4. Ask the child, "How many?" Use the rubric to determine the child's level of understanding.
5. Ask the child to rearrange the order of the colored cubes in the line. The child should move the blocks. Then ask the child, "How many?" If the child instantly identifies the number of items without counting the items again, ask, "How do you know?" Use the rubric to determine the child's level of understanding.
6. If the child is successful and has reached level 3 on each area assessed, then continue the assessment by providing the student with a new set of items (up to 10). Repeat the assessment and use the rubric to determine the child's level of understanding.
Summative Assessment Rubric: Summative Assessment Rubric.docx
You can print one rubric per student or print one and record the information in your gradebook, etc.
Accommodations & Recommendations
Accommodations:
The more counting experiences a child has, the fewer errors the child makes.

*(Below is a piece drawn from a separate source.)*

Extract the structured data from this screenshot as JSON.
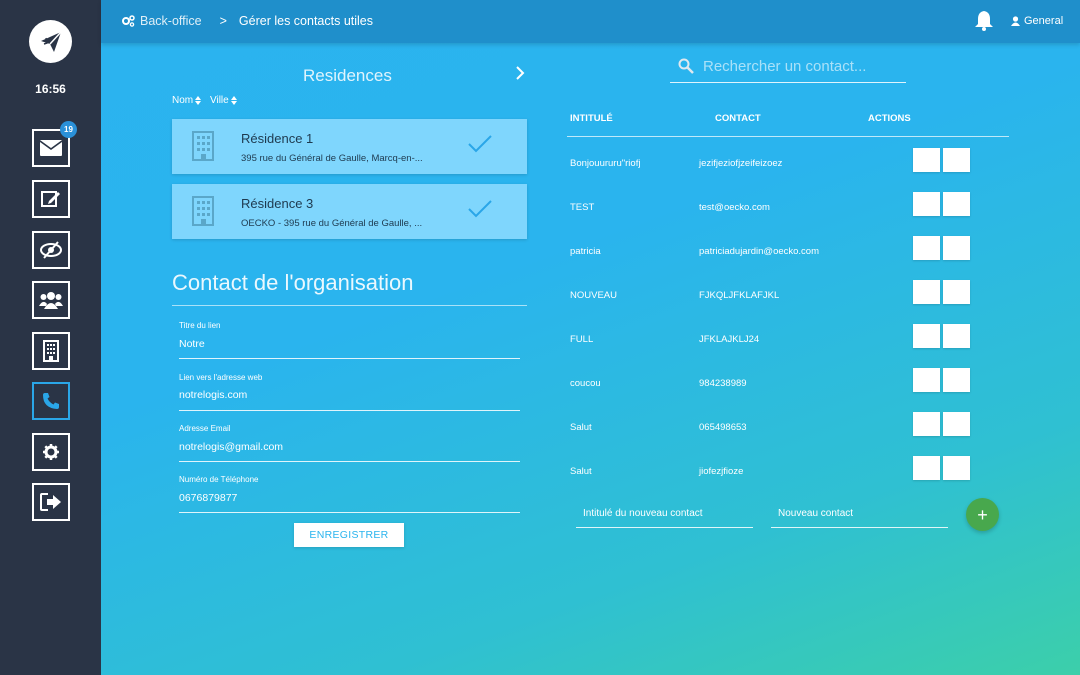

Counting skills improve with frequent counting practice and repetition. Unison counting activities offers auditory repetition of the number word counting pattern.
If a child has not reached security in the number word sequence and/or onetoone correspondence, determine the number at which point the child is secure in counting to. (For example, the student counts, "one, two, three, four, five, six, seven, eight, nine, eleven, ten." The child appears to be stable with the counting order to nine.)
Practice counting activities to one number beyond the child"s point of difficulty. (If the child is stable counting to nine, then practice with counting activities to ten). Continue this practice and reassess periodically. If students are struggling with cardinality, follow the same guidelines and continue to work with small numbers and build to larger numbers.
Extensions:
 Children that have mastered 10 items can focus on groups up to 20.
 Give children tasks of counting objects in the classroom. See the attachment for ideas of items to count. You can modify the questions to fit your students needs and your classroom setting.
Extension Counting.docx

Suggested Technology: Computer for Presenter, Internet Connection, Microsoft Office
Special Materials Needed:
 number "labels" for students to wear in the Teaching Phase
 students
 a bag of colored cubes for EACH child
 a practice sheet for EACH child
 square sheets for children to share
 scissors
 glue
 crayons or coloring utensils & pencils or writing utensils
Further Recommendations:
 Use colored cubes, or some other type of math manipulative for the students to count during independent practice.
 Put the objects in bags prior to the independent practice. Plastic, "zipable" bags work well, or any other method you prefer.
 Create number labels prior to the lesson. You can create a "yarn necklace" by writing or printing the numbers 1, 2, & 3 on a sheet of paper and attaching yarn for easy number labels during the Teaching Phase.
Additional Information/Instructions
By Author/Submitter
The Mathematical Practice Standards aligned to this lesson include: MAFS.K12.MP.2. Make sense of problems and persevere in solving them. Students have to figure out how to correct the counting order when counting students in line. MAFS.K12.MP.6.1 Attend to precision. Students explain how they know using words, examples, and nonexamples. MAFS.K12.MP.7.1 Look for and make use of structure. Students learn the pattern of counting and apply their knowledge within the counting sequence.
Source and Access Information
Contributed by:
Tracey Mitchell
Name of Author/Source: Tracey Mitchell
District/Organization of Contributor(s): Volusia
Is this Resource freely Available? Yes
Access Privileges: Public
* Please note that examples of resources are not intended as complete curriculum.